Your choice between these two strategies depends mainly on your personality and motivation style. If quick wins keep you motivated, consider using the snowball method; if saving money in the long term appeals more to you, go for the avalanche method.
Is It Better to Put Money in Savings or Pay Off Debt?
One of the most common questions people ask when it comes to managing their finances is whether they should prioritize saving money or paying off debt. The answer isn’t as straightforward as you might think and can depend on a variety of factors, such as your current financial situation, interest rates, and personal preferences.
If you’re dealing with high-interest debt like credit cards or payday loans, then it’s generally better to focus on paying that down first. High-interest debts can quickly snowball due to compounding interest—meaning the longer you take to pay them off, the more money you’ll end up owing. By tackling these debts head-on using methods like the snowball method or the avalanche method, you will not only save money in the long run by minimizing interest fees but also improve your credit score, which enhances chances for loan approvals.
On the other hand, if your debts have relatively low interest rates (like some student loans), putting extra cash into savings could be a smart move. This strategy allows for building an emergency fund—an essential safety net that can prevent unexpected expenses from pushing you further into debt. Additionally, having savings gives peace of mind, knowing there are funds available for future needs.
Besides this general guideline though, every individual’s circumstances are unique so one size does not fit all! Remember, whether you decide to focus on saving or paying off debt first, the most important thing is making consistent progress toward your financial goals. It’s not a race but rather a marathon where persistence pays off!

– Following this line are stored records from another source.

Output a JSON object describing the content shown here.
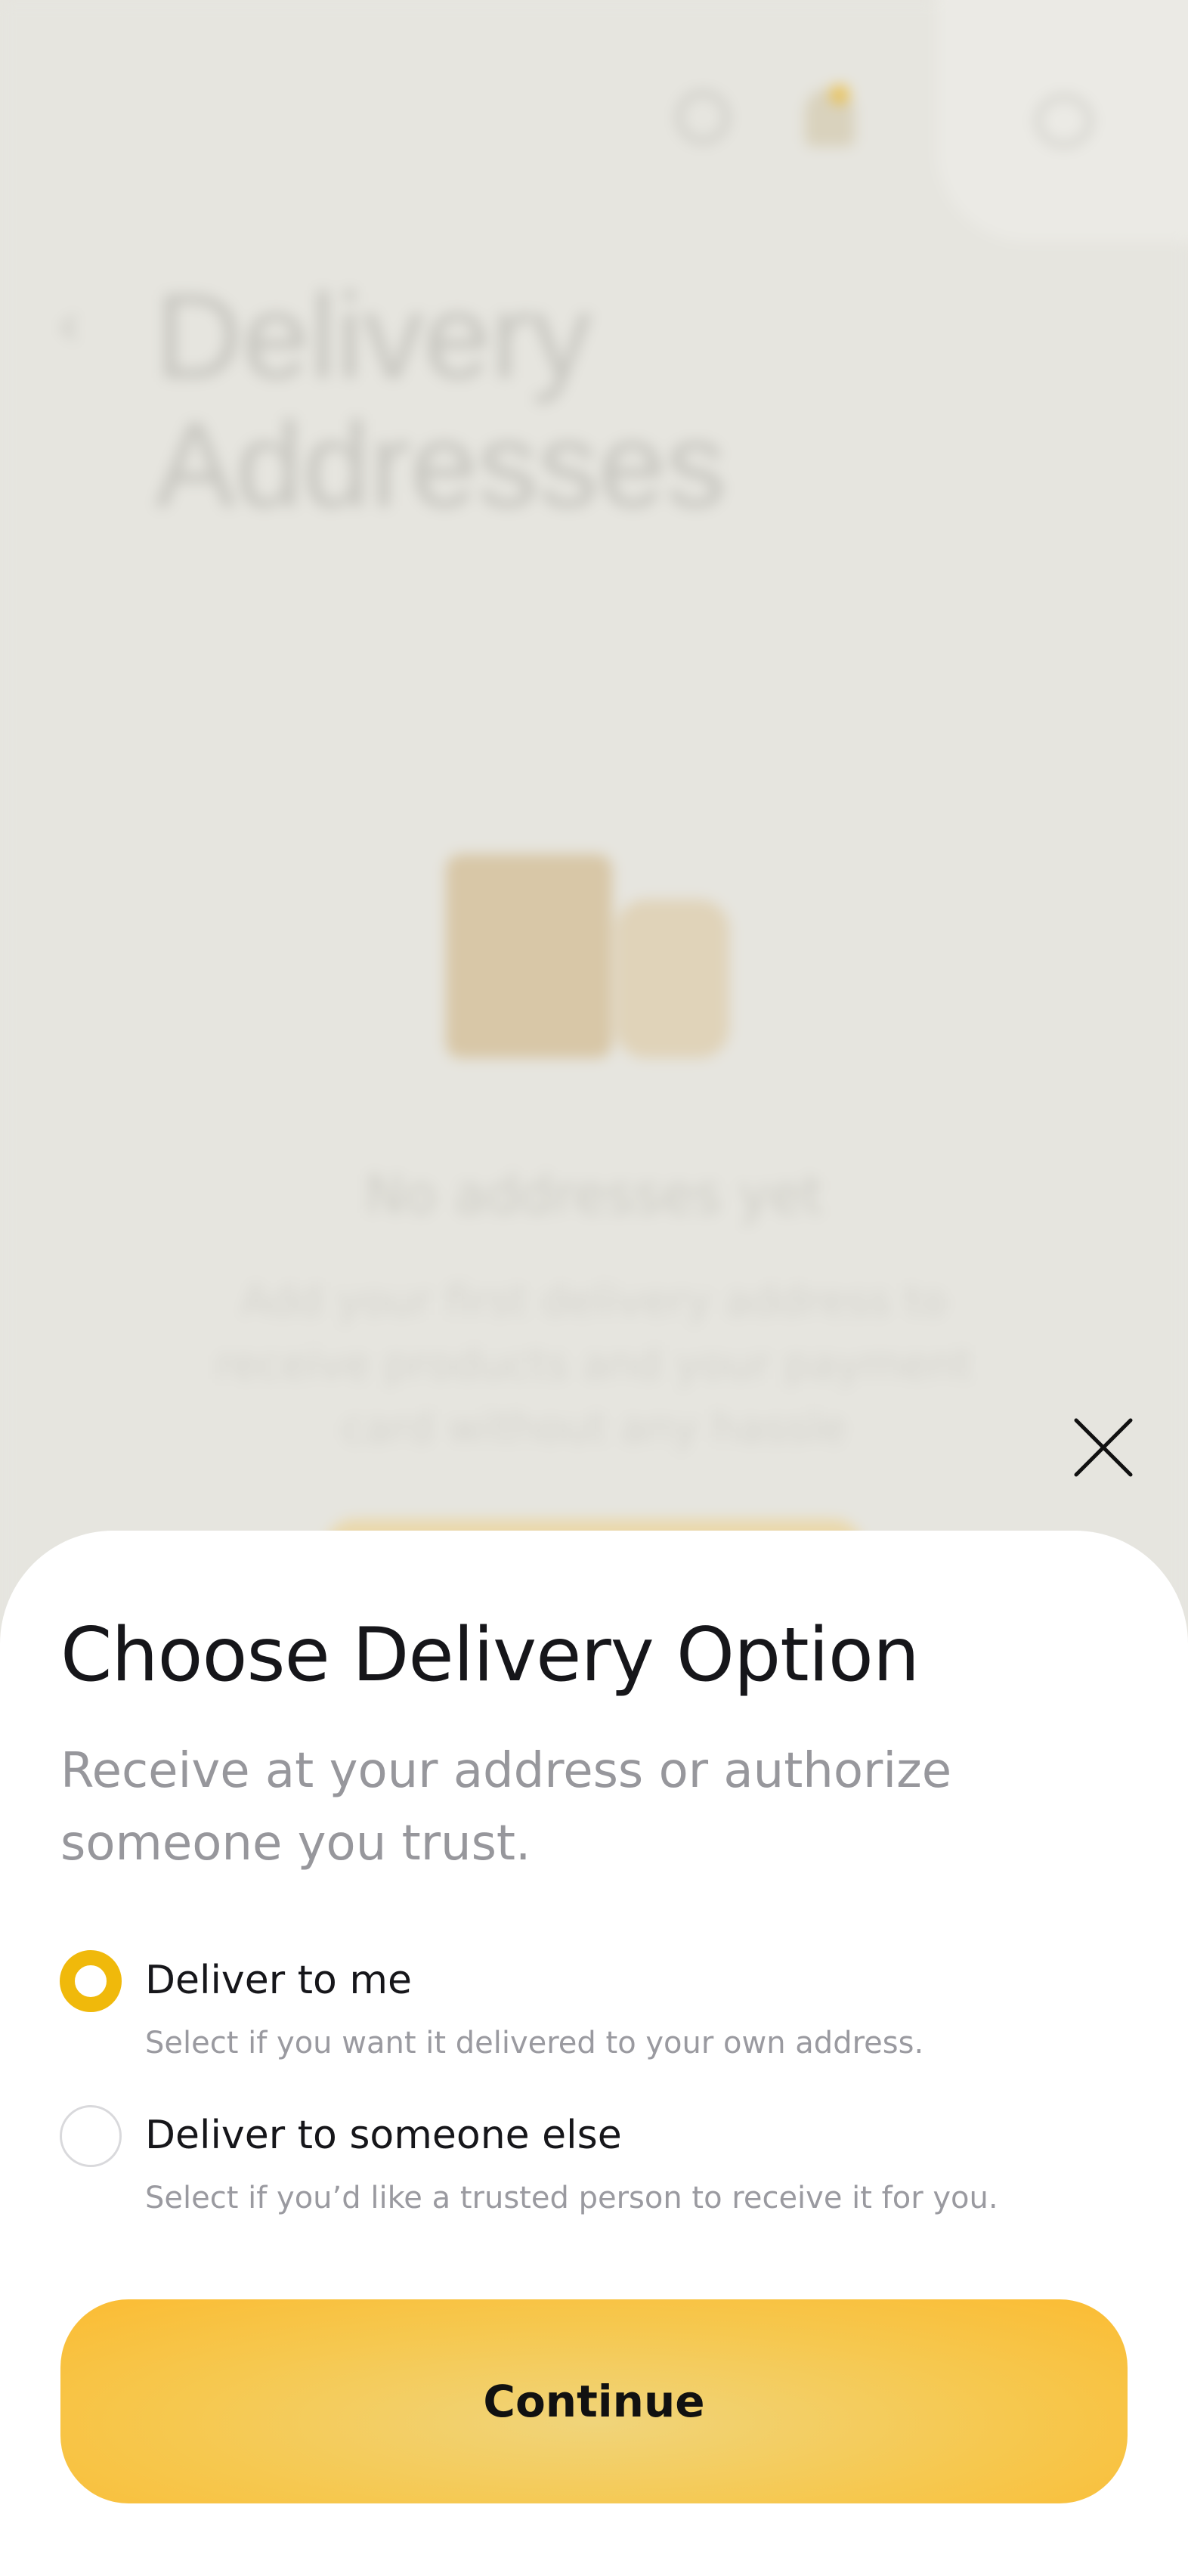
{
  "background": {
    "title": "Delivery\nAddresses",
    "empty_heading": "No addresses yet",
    "empty_text": "Add your first delivery address to receive products and your payment card without any hassle"
  },
  "sheet": {
    "title": "Choose Delivery Option",
    "subtitle": "Receive at your address or authorize someone you trust.",
    "options": [
      {
        "label": "Deliver to me",
        "description": "Select if you want it delivered to your own address.",
        "selected": true
      },
      {
        "label": "Deliver to someone else",
        "description": "Select if you’d like a trusted person to receive it for you.",
        "selected": false
      }
    ],
    "continue_label": "Continue"
  },
  "colors": {
    "accent": "#f0b90b",
    "button": "#f6c84f",
    "overlay": "#e6e5df"
  },
  "icons": {
    "close": "close-icon",
    "search": "search-icon",
    "notifications": "bell-icon",
    "profile": "profile-icon",
    "back": "back-icon"
  }
}
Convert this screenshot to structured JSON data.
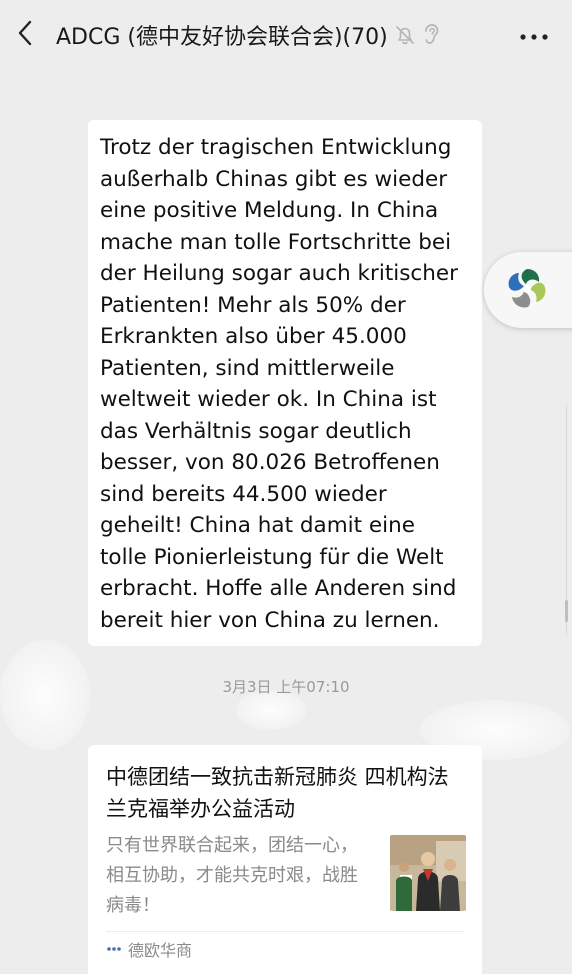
{
  "header": {
    "title": "ADCG (德中友好协会联合会)(70)",
    "icons": [
      "back-arrow-icon",
      "mute-bell-icon",
      "ear-icon",
      "more-icon"
    ]
  },
  "message": {
    "text": "Trotz der tragischen Entwicklung\naußerhalb Chinas gibt es wieder\neine positive Meldung. In China\nmache man tolle Fortschritte bei\nder Heilung sogar auch kritischer\nPatienten! Mehr als 50% der\nErkrankten also über 45.000\nPatienten, sind mittlerweile\nweltweit wieder ok. In China ist\ndas Verhältnis sogar deutlich\nbesser, von 80.026 Betroffenen\nsind bereits 44.500 wieder\ngeheilt! China hat damit eine\ntolle Pionierleistung für die Welt\nerbracht. Hoffe alle Anderen sind\nbereit hier von China zu lernen."
  },
  "timestamp": "3月3日 上午07:10",
  "link_card": {
    "title": "中德团结一致抗击新冠肺炎 四机构法兰克福举办公益活动",
    "description": "只有世界联合起来，团结一心，相互协助，才能共克时艰，战胜病毒！",
    "source": "德欧华商"
  },
  "colors": {
    "background": "#ededed",
    "bubble": "#ffffff",
    "text": "#191919",
    "muted": "#9a9a9a"
  }
}
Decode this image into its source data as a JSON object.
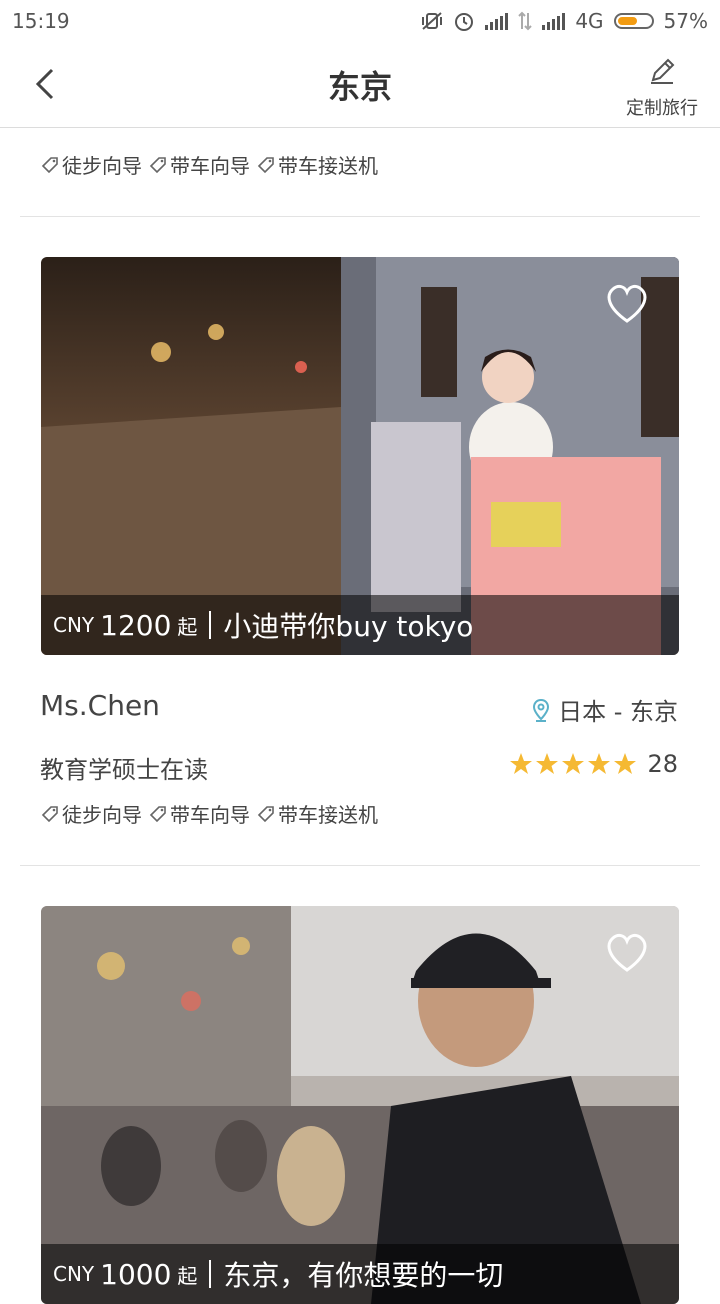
{
  "status_bar": {
    "time": "15:19",
    "network": "4G",
    "battery": "57%"
  },
  "header": {
    "title": "东京",
    "custom_trip_label": "定制旅行"
  },
  "top_tags": [
    "徒步向导",
    "带车向导",
    "带车接送机"
  ],
  "cards": [
    {
      "currency": "CNY",
      "price": "1200",
      "from": "起",
      "title": "小迪带你buy tokyo",
      "guide_name": "Ms.Chen",
      "location": "日本 - 东京",
      "degree": "教育学硕士在读",
      "rating_count": "28",
      "stars": 5,
      "tags": [
        "徒步向导",
        "带车向导",
        "带车接送机"
      ]
    },
    {
      "currency": "CNY",
      "price": "1000",
      "from": "起",
      "title": "东京，有你想要的一切"
    }
  ],
  "colors": {
    "accent": "#f5a623",
    "pin": "#5bb1c9",
    "divider": "#e3e3e3"
  }
}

A Word About MyEarnUp:
No matter which strategy suits best for your needs remember consistency is key when it comes to debt repayment. And that’s where MyEarnUp comes in handy, offering a financial wellness solution that helps you manage your budget and outsmart your debt.